Hernandez also confirmed to the Chronicle that the township had penalized Iglesia de Dios for doing work without the proper permits and approval — he called it a “stop-work order,” though Anderson stressed it was actually a “notice of violation.” But the chaplain clarified that the HVAC units had actually never been installed, but simply brought to the site.

He further said that the only HVAC-related work that had been completed without the necessary documentation was the removal of a stained-glass window and the mounting of a duct in its place, in preparation for a unit. He said no electrical work had been done.

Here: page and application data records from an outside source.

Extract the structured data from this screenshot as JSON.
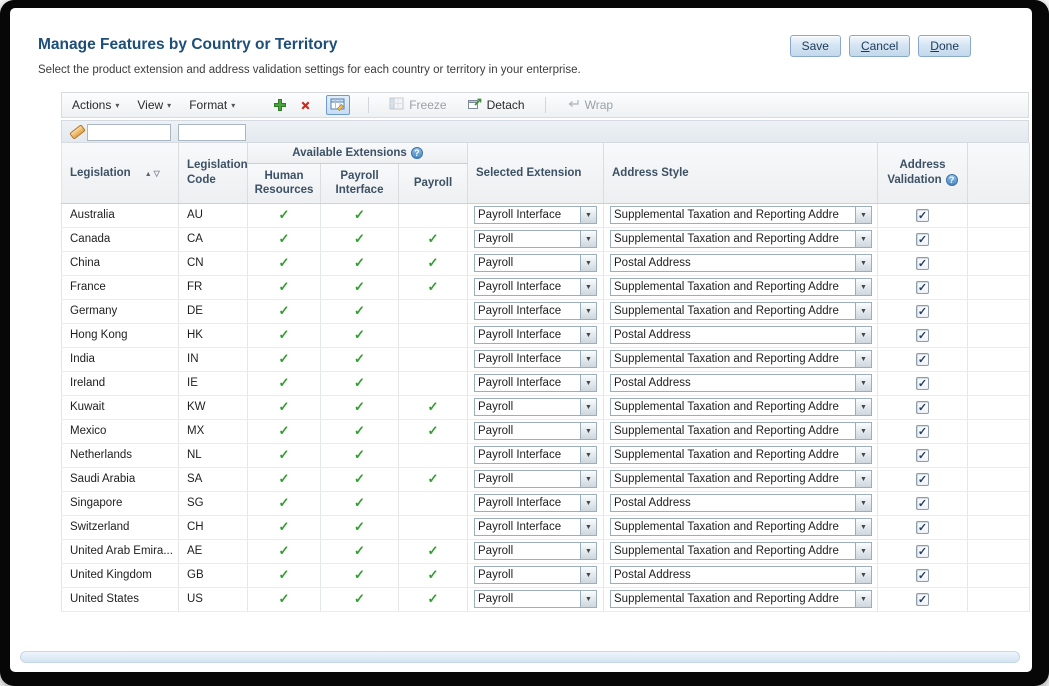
{
  "page": {
    "title": "Manage Features by Country or Territory",
    "subtitle": "Select the product extension and address validation settings for each country or territory in your enterprise.",
    "buttons": {
      "save": "Save",
      "cancel": "Cancel",
      "done": "Done"
    }
  },
  "toolbar": {
    "menus": [
      "Actions",
      "View",
      "Format"
    ],
    "freeze": "Freeze",
    "detach": "Detach",
    "wrap": "Wrap"
  },
  "filters": {
    "legislation": "",
    "legislation_code": ""
  },
  "table": {
    "headers": {
      "legislation": "Legislation",
      "legislation_code": "Legislation Code",
      "available_extensions": "Available Extensions",
      "human_resources": "Human Resources",
      "payroll_interface": "Payroll Interface",
      "payroll": "Payroll",
      "selected_extension": "Selected Extension",
      "address_style": "Address Style",
      "address_validation": "Address Validation"
    },
    "rows": [
      {
        "legislation": "Australia",
        "code": "AU",
        "hr": true,
        "pi": true,
        "payroll": false,
        "selected": "Payroll Interface",
        "address_style": "Supplemental Taxation and Reporting Addre",
        "validation": true
      },
      {
        "legislation": "Canada",
        "code": "CA",
        "hr": true,
        "pi": true,
        "payroll": true,
        "selected": "Payroll",
        "address_style": "Supplemental Taxation and Reporting Addre",
        "validation": true
      },
      {
        "legislation": "China",
        "code": "CN",
        "hr": true,
        "pi": true,
        "payroll": true,
        "selected": "Payroll",
        "address_style": "Postal Address",
        "validation": true
      },
      {
        "legislation": "France",
        "code": "FR",
        "hr": true,
        "pi": true,
        "payroll": true,
        "selected": "Payroll Interface",
        "address_style": "Supplemental Taxation and Reporting Addre",
        "validation": true
      },
      {
        "legislation": "Germany",
        "code": "DE",
        "hr": true,
        "pi": true,
        "payroll": false,
        "selected": "Payroll Interface",
        "address_style": "Supplemental Taxation and Reporting Addre",
        "validation": true
      },
      {
        "legislation": "Hong Kong",
        "code": "HK",
        "hr": true,
        "pi": true,
        "payroll": false,
        "selected": "Payroll Interface",
        "address_style": "Postal Address",
        "validation": true
      },
      {
        "legislation": "India",
        "code": "IN",
        "hr": true,
        "pi": true,
        "payroll": false,
        "selected": "Payroll Interface",
        "address_style": "Supplemental Taxation and Reporting Addre",
        "validation": true
      },
      {
        "legislation": "Ireland",
        "code": "IE",
        "hr": true,
        "pi": true,
        "payroll": false,
        "selected": "Payroll Interface",
        "address_style": "Postal Address",
        "validation": true
      },
      {
        "legislation": "Kuwait",
        "code": "KW",
        "hr": true,
        "pi": true,
        "payroll": true,
        "selected": "Payroll",
        "address_style": "Supplemental Taxation and Reporting Addre",
        "validation": true
      },
      {
        "legislation": "Mexico",
        "code": "MX",
        "hr": true,
        "pi": true,
        "payroll": true,
        "selected": "Payroll",
        "address_style": "Supplemental Taxation and Reporting Addre",
        "validation": true
      },
      {
        "legislation": "Netherlands",
        "code": "NL",
        "hr": true,
        "pi": true,
        "payroll": false,
        "selected": "Payroll Interface",
        "address_style": "Supplemental Taxation and Reporting Addre",
        "validation": true
      },
      {
        "legislation": "Saudi Arabia",
        "code": "SA",
        "hr": true,
        "pi": true,
        "payroll": true,
        "selected": "Payroll",
        "address_style": "Supplemental Taxation and Reporting Addre",
        "validation": true
      },
      {
        "legislation": "Singapore",
        "code": "SG",
        "hr": true,
        "pi": true,
        "payroll": false,
        "selected": "Payroll Interface",
        "address_style": "Postal Address",
        "validation": true
      },
      {
        "legislation": "Switzerland",
        "code": "CH",
        "hr": true,
        "pi": true,
        "payroll": false,
        "selected": "Payroll Interface",
        "address_style": "Supplemental Taxation and Reporting Addre",
        "validation": true
      },
      {
        "legislation": "United Arab Emira...",
        "code": "AE",
        "hr": true,
        "pi": true,
        "payroll": true,
        "selected": "Payroll",
        "address_style": "Supplemental Taxation and Reporting Addre",
        "validation": true
      },
      {
        "legislation": "United Kingdom",
        "code": "GB",
        "hr": true,
        "pi": true,
        "payroll": true,
        "selected": "Payroll",
        "address_style": "Postal Address",
        "validation": true
      },
      {
        "legislation": "United States",
        "code": "US",
        "hr": true,
        "pi": true,
        "payroll": true,
        "selected": "Payroll",
        "address_style": "Supplemental Taxation and Reporting Addre",
        "validation": true
      }
    ]
  }
}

After being penalized, Hernandez said the congregation worked with the township to satisfy all building and historical restrictions in readying all required material to apply for permits and approval. In fact, he said the church was actually days away from submitting the proper documentation to build at the church when the fire broke out.

Aside from that, Hernandez said PSE&G had acquired a permit to install a new gas line in the area, and that Iglesia de Dios had acquired a permit to connect that PSE&G line with its own line to the building. PSE&G then installed a new gas meter on the property, he said.

Investigators have not indicated as of press time whether any of that work could have played a role in the fire.

And although its church building may soon be demolished, Hernandez said the congregation has no intention of leaving West Orange. On the contrary, the chaplain said Iglesia de Dios’ community still plans to make a difference through serving the township despite the unfortunate setback.

“We’re hopeful that we’re going to be able to re-establish and resume our ministry,” Hernandez said. “We’d like to tell the community that we’re here to stay.”

In the meantime, community members are mourning the loss of what had been an icon of West Orange since before the
township even existed. According to town historian Joseph Fagan, the church was built in 1827 using brownstone from Shrump’s Quarry in West Orange, which he pointed out is an indication of just how ingrained the structure was in the community. The township’s 1977 nomination form to include the church on the National Register of Historic Places notes that the building displayed designs by the famous architect Richard Upjohn, who is best known for designing the Trinity Church in Manhattan. The form called it “the best example of the gothic revival style in West Orange.”

But the architecture was not the only noteworthy feature of the church. Fagan said the building contained several historical artifacts, including the stained glass windows, a baptismal font and a bronze eagle that dates back to the early 1900s. He said there is even a possibility that the church’s first pastor, Benjamin Holmes, remains buried in the basement.

The fact that an important local institution experienced by all West Orange residents from Civil War veterans up to current residents no longer exists is simply disheartening, the historian said.

“It’s a devastating loss to the town of West Orange,” Fagan told the Chronicle in a Jan. 4 phone interview. “I think in the upcoming weeks and months as town residents process and learn more of what has been lost that it will strike further to the core.”

Mayor Robert Parisi agreed that the church will be “irreplaceable” to the township. And after decades of welcoming community members and visitors alike from I-280 into the downtown district, Parisi said that area of the community will especially feel the loss.

“That corner will never be the same,” Parisi told the Chronicle in a Jan. 3 email.

According to the Episcopal Diocese of Newark, St. Mark’s Episcopal Church closed in 2004. The building remained empty in the years that followed before its purchase by the International Federation of Chaplains. Preservation New Jersey listed the church on its 1996 list of the 10 most endangered historical sites due to the fact that its congregation had dwindled, and it did not have much funds for maintenance and restoration.

Photos by Yael Katzwer and Joseph Fagan